It was only then that I reached out for help. Knowing I could not go on as I was. I finally decided to quit my course and pursue my career as a videographer. It was hard explaining this decision to my family, but in the end, and with the help of my counsellor, I got them to understand how I was feeling and what was really important to me. Part of my recovery was letting things go, and starting to take charge of my life and think about what was right for me. For so long, I had fitted into everyone else’s idea of who I should be, and I was so afraid of breaking that image, but it was making me miserable.

My advice to other young people would be to find a hobby or passion that brings you joy and don’t compare yourself to others. Sometimes it’s our biggest failures that teach us the most valuable lessons and letting things fall apart isn’t the end of the world, it’s a chance to rebuild it.

Mid-Career Professional, 46

Men’s roles are changing, but the idea of the male provider persists

The burden to be a provider can be particularly intense for middle-aged men, who are often sandwiched between children who still need financial assistance and ageing parents who are starting to require help as well.

I have a family of six who depend on me, including my parents, children and wife.

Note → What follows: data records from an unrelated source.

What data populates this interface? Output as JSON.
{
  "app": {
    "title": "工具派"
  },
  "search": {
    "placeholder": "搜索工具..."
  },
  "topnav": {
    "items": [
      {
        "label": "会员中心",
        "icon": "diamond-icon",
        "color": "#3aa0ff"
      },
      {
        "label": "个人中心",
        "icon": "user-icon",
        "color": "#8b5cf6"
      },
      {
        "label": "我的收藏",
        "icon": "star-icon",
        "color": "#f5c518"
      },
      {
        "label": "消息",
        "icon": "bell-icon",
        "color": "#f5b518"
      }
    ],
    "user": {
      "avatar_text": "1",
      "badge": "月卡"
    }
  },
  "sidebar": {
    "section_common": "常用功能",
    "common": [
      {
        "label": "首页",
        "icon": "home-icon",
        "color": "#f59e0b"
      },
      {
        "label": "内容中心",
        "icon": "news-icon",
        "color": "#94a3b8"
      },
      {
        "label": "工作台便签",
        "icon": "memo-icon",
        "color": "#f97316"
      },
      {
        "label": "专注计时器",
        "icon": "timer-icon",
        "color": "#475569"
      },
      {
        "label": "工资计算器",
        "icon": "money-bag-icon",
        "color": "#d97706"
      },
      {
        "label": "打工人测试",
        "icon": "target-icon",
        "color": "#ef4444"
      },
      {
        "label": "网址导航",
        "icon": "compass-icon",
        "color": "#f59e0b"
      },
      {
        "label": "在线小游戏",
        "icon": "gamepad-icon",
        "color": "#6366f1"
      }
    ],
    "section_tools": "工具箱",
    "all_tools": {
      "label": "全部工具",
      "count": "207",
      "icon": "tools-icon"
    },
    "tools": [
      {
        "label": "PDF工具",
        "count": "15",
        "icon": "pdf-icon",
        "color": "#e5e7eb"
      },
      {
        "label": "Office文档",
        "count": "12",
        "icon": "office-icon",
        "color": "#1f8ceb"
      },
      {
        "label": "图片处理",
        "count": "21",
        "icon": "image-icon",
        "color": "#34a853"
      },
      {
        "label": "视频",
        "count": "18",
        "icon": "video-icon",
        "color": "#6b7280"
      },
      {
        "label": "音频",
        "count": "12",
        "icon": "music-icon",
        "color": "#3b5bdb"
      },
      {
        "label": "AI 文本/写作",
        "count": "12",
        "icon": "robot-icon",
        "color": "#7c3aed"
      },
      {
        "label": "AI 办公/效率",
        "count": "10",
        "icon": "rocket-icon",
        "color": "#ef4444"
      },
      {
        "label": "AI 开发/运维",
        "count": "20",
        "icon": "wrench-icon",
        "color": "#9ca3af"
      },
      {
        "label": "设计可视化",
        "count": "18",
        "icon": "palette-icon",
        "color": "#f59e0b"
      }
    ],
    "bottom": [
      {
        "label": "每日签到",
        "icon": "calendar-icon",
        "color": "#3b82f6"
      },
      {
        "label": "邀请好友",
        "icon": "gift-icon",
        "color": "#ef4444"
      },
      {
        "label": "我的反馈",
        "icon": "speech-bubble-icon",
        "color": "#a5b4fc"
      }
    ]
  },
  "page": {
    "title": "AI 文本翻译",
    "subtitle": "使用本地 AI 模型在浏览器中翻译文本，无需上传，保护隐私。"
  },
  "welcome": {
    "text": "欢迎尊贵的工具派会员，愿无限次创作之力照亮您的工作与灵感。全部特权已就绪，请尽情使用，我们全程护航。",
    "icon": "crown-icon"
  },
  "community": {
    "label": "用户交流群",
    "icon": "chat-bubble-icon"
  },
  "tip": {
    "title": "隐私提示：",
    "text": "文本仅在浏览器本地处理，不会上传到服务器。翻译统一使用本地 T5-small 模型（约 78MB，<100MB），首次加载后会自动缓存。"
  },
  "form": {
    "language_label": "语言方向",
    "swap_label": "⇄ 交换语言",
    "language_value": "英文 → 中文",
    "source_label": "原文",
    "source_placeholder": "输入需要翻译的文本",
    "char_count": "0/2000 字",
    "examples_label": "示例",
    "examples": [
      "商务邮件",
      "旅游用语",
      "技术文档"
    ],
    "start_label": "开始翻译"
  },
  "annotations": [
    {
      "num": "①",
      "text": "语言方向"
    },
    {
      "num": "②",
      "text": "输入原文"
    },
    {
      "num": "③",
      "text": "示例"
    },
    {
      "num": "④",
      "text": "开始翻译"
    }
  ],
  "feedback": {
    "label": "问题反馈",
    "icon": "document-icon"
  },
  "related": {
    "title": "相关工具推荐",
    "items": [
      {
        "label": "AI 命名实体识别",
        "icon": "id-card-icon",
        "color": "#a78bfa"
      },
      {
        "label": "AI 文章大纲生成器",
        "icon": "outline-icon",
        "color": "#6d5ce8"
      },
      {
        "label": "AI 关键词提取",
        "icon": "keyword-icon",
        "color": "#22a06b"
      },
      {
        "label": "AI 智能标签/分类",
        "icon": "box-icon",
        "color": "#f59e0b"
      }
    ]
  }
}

I feel like I am under constant pressure to provide the ‘appropriate’ lifestyle for all of them. Schooling, after school clubs, holidays... The responsibilities and financial burden just keep on increasing. But my salary does not. 

Working long hours and not getting enough rest is affecting my physical and mental health. I feel exhausted from what I have been doing for a long time. I need a helping hand or a shoulder to lean on. A man is not an ATM machine to be used like this.

Yoga Teacher, Female, 38

My early 20s were a bit of a whirl. Work, socialising, marriage. 

I got pregnant with my eldest at 28, which was wonderful. We set up home and I quit my job to become a full-time mother. My husband had a well-paid job and when we were offered the chance to relocate to Shanghai, it felt like too good an opportunity to pass up. We moved out here, and it wasn’t long before my second son came along. Then, when he was five months old, I got pregnant with my third boy.

From the outside, my life looked great (beautiful house, ayi for help etc.), but inside I was struggling. I felt a lot of pressure to be a perfect mum and this got worse when the boys started school. I couldn’t help but compare myself to other mothers, and to think their children were far more polite and well-behaved. My husband was working long hours and without my old friends and family around me, I felt lost and had no confidence in my own abilities.

Depression and anxiety came on thick and fast. I was prescribed antidepressants, but I soon realised they were not for me. I stopped the medication and sought other means of help, eventually finding mindfulness and yoga.

My life has taken a different turn since then and I’m so grateful that I’ve been able to retrain whilst out here. I now work as a yoga teacher and I love it! I have a sense of purpose and a community connection that doesn’t revolve around me being the perfect mum. It hasn’t been easy on my marriage, but with the help of a great therapist and a lot of talking, we’re in a better place. 

Talking openly about my journey has also been hugely positive. It’s allowed me to really connect with people, building trust and confidence in the fact that we’re all going through some version of the same chaos and anyone who says otherwise is probably stuck in the perfection trap. 




Brené Brown, The Gifts of Imperfection

Shirzad Chamine, Positive Intelligence

Carol Dweck, Mindset: The New Psychology of Success

Kristen Neff, Self Compassion